When the Titus story began, life in Napa Valley was simpler than it is today, and California’s wine industry had yet to achieve its enormous potential. The vineyard Lee and Ruth Titus acquired in 1967 was planted to Mondeuce, Burger, and Golden Chasselas, varietals all but forgotten today, but prevalent before the emphasis in Napa Valley evolved from quantity to quality and from generic to varietal wines. Also grown were ringers like Pinot Noir, poorly suited to our warm, up-valley microclimate.
Now that we have over thirty years experience working the land, our vineyard is supported with disease resistant rootstock, planted to clones and varietals tuned to fit our vineyards’ terrior, and farmed with a single purpose: to produce excellent quality wines rivaling the best in the world. Lee loved what was happening in Bordeaux at the time and decided those were the grape varieties he wanted to plant. And so it began, with Lee holding a book on Bordeaux in one hand and planting grapevines with the other saying, “you boys are going to need this some day.” At that time, planting Malbec and Petit Verdot for example, was relatively unheard of and probably considered risky. Now, Phillip and Eric absolutely appreciate their father’s foresight.
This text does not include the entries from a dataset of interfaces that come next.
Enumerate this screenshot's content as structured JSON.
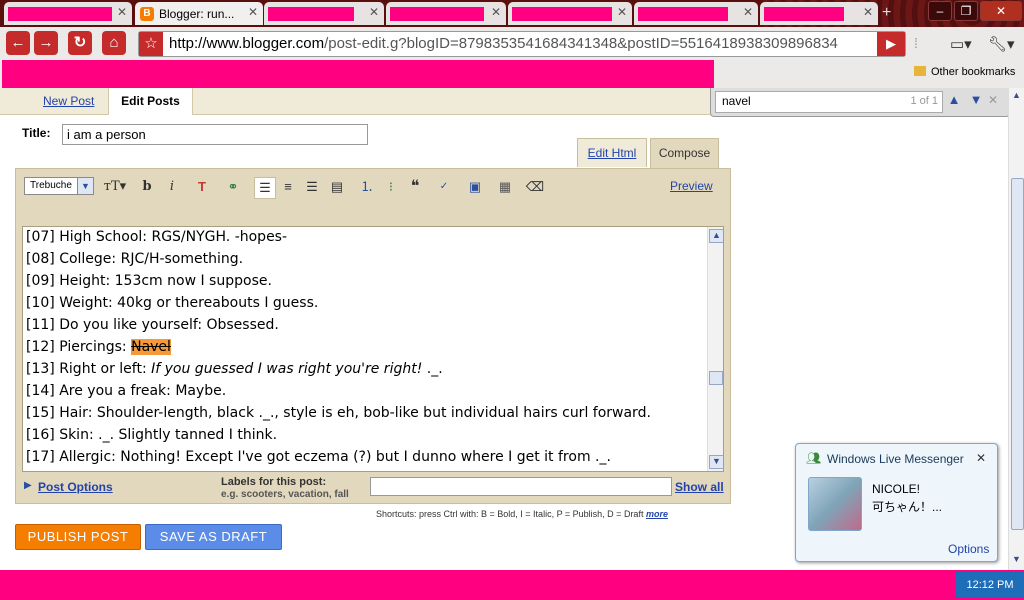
{
  "browser": {
    "active_tab_title": "Blogger: run...",
    "url_domain": "http://www.blogger.com",
    "url_path": "/post-edit.g?blogID=8798353541684341348&postID=5516418938309896834",
    "other_bookmarks": "Other bookmarks"
  },
  "find": {
    "query": "navel",
    "count": "1 of 1"
  },
  "blogger": {
    "tabs": [
      "New Post",
      "Edit Posts"
    ],
    "title_label": "Title:",
    "title_value": "i am a person",
    "edit_html": "Edit Html",
    "compose": "Compose",
    "font_name": "Trebuchet",
    "preview": "Preview",
    "post_options": "Post Options",
    "labels_title": "Labels for this post:",
    "labels_example": "e.g. scooters, vacation, fall",
    "show_all": "Show all",
    "shortcuts": "Shortcuts: press Ctrl with: B = Bold, I = Italic, P = Publish, D = Draft",
    "more": "more",
    "publish": "PUBLISH POST",
    "draft": "SAVE AS DRAFT"
  },
  "content_lines": [
    {
      "id": "07",
      "text": "[07] High School: RGS/NYGH. -hopes-"
    },
    {
      "id": "08",
      "text": "[08] College: RJC/H-something."
    },
    {
      "id": "09",
      "text": "[09] Height: 153cm now I suppose."
    },
    {
      "id": "10",
      "text": "[10] Weight: 40kg or thereabouts I guess."
    },
    {
      "id": "11",
      "text": "[11] Do you like yourself: Obsessed."
    }
  ],
  "line12": {
    "prefix": "[12] Piercings: ",
    "highlight": "Navel"
  },
  "line13": {
    "prefix": "[13] Right or left: ",
    "italic": "If you guessed I was right you're right!",
    "suffix": " ._."
  },
  "content_lines_b": [
    {
      "id": "14",
      "text": "[14] Are you a freak: Maybe."
    },
    {
      "id": "15",
      "text": "[15] Hair: Shoulder-length, black ._., style is eh, bob-like but individual hairs curl forward."
    },
    {
      "id": "16",
      "text": "[16] Skin: ._. Slightly tanned I think."
    },
    {
      "id": "17",
      "text": "[17] Allergic: Nothing! Except I've got eczema (?) but I dunno where I get it from ._."
    }
  ],
  "messenger": {
    "title": "Windows Live Messenger",
    "name": "NICOLE!",
    "message": "可ちゃん！...",
    "options": "Options"
  },
  "clock": "12:12 PM"
}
Lee Titus and his family came to California from Minnesota during the Depression. After graduating from Fresno State and serving in World War II, Lee attended medical school and became a radiologist. Meanwhile, Ruth Traverso grew up in San Francisco’s North Beach, where her parents, immigrants from the Piemonte region of Italy, were involved in the family bakery business. During family vacations in Calistoga, Ruth helped friends harvest their grapes, giving her a love for Napa Valley and a kinship with grape farming.
Years later, having fallen in love, married and settled in the town of Sonoma with their four sons, Lee and Ruth began acquiring fifty acres in three separate parcels just north of St. Helena along the valley floor. Although they hoped one day to build a family operated winery, it would be more than twenty years before they crushed fruit for production of Titus Vineyards wines. Lee and Ruth spent those years raising their sons and producing grapes for other wineries, including Charles Krug, Beaulieu Vineyards, Quail Ridge, and Pine Ridge.
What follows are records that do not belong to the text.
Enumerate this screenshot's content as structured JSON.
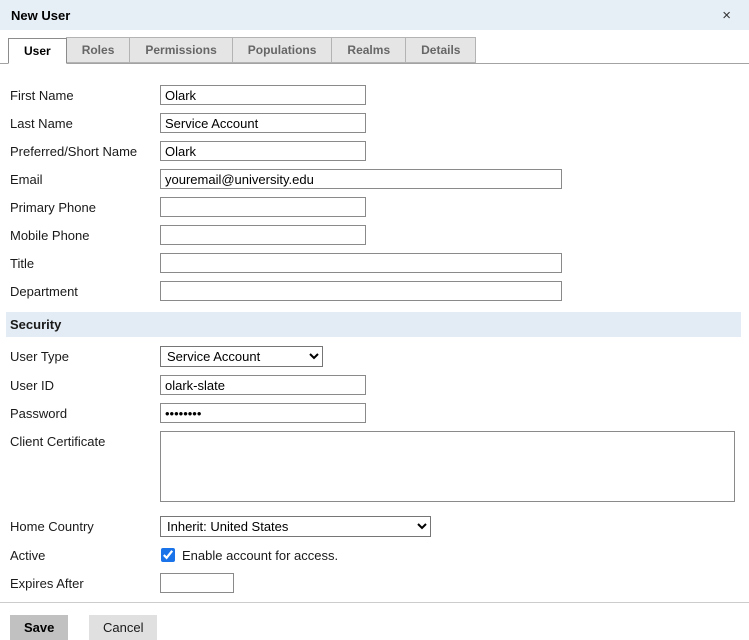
{
  "dialog": {
    "title": "New User",
    "close_icon": "×"
  },
  "tabs": {
    "active": "User",
    "items": [
      {
        "label": "User"
      },
      {
        "label": "Roles"
      },
      {
        "label": "Permissions"
      },
      {
        "label": "Populations"
      },
      {
        "label": "Realms"
      },
      {
        "label": "Details"
      }
    ]
  },
  "form": {
    "first_name": {
      "label": "First Name",
      "value": "Olark"
    },
    "last_name": {
      "label": "Last Name",
      "value": "Service Account"
    },
    "preferred_short_name": {
      "label": "Preferred/Short Name",
      "value": "Olark"
    },
    "email": {
      "label": "Email",
      "value": "youremail@university.edu"
    },
    "primary_phone": {
      "label": "Primary Phone",
      "value": ""
    },
    "mobile_phone": {
      "label": "Mobile Phone",
      "value": ""
    },
    "title": {
      "label": "Title",
      "value": ""
    },
    "department": {
      "label": "Department",
      "value": ""
    }
  },
  "security": {
    "heading": "Security",
    "user_type": {
      "label": "User Type",
      "value": "Service Account"
    },
    "user_id": {
      "label": "User ID",
      "value": "olark-slate"
    },
    "password": {
      "label": "Password",
      "value_masked": "••••••••"
    },
    "client_certificate": {
      "label": "Client Certificate",
      "value": ""
    },
    "home_country": {
      "label": "Home Country",
      "value": "Inherit: United States"
    },
    "active": {
      "label": "Active",
      "checkbox_label": "Enable account for access.",
      "checked": true
    },
    "expires_after": {
      "label": "Expires After",
      "value": ""
    }
  },
  "footer": {
    "save_label": "Save",
    "cancel_label": "Cancel"
  },
  "colors": {
    "header_bg": "#e7eff6",
    "section_bg": "#e3ecf4",
    "checkbox_accent": "#1a73e8",
    "save_bg": "#c1c1c1",
    "cancel_bg": "#e0e0e0"
  }
}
Ultimately, Lee and Ruth left the creation of Titus Vineyards wines up to their sons: Phillip works as winemaker for Titus Vineyards, while Eric manages the business and vineyards. Peter and Paul are now pursuing careers in horticulture and anthropology, respectively.
About The Vineyard:
Titus Vineyards Napa Valley Zinfandel is produced from grapes grown in our family vineyard on Silverado Trail just north of St. Helena. The 30+ year-old vines are planted on St. George rootstock and grown without irrigation or “dry-farmed”. This old-world winegrowing practice produces low yields of concentrated fruit.
Following harvest, the grapes were de-stemmed but not crushed, allowing increased control over tannin extraction by minimizing the possibility of broken skins and split seeds. Following a 48-hour cold soak to extract color and flavor, the grapes underwent a warm fermentation, with pump-overs occurring twice daily, and were pressed shortly after dryness was achieved. The free-run wine was transferred to 20% new and 80% two year old American oak barrels, where it underwent malolactic fermentation. Petite Sirah was fermented and barrel aged separately, and blended into the Zinfandel prior to bottling.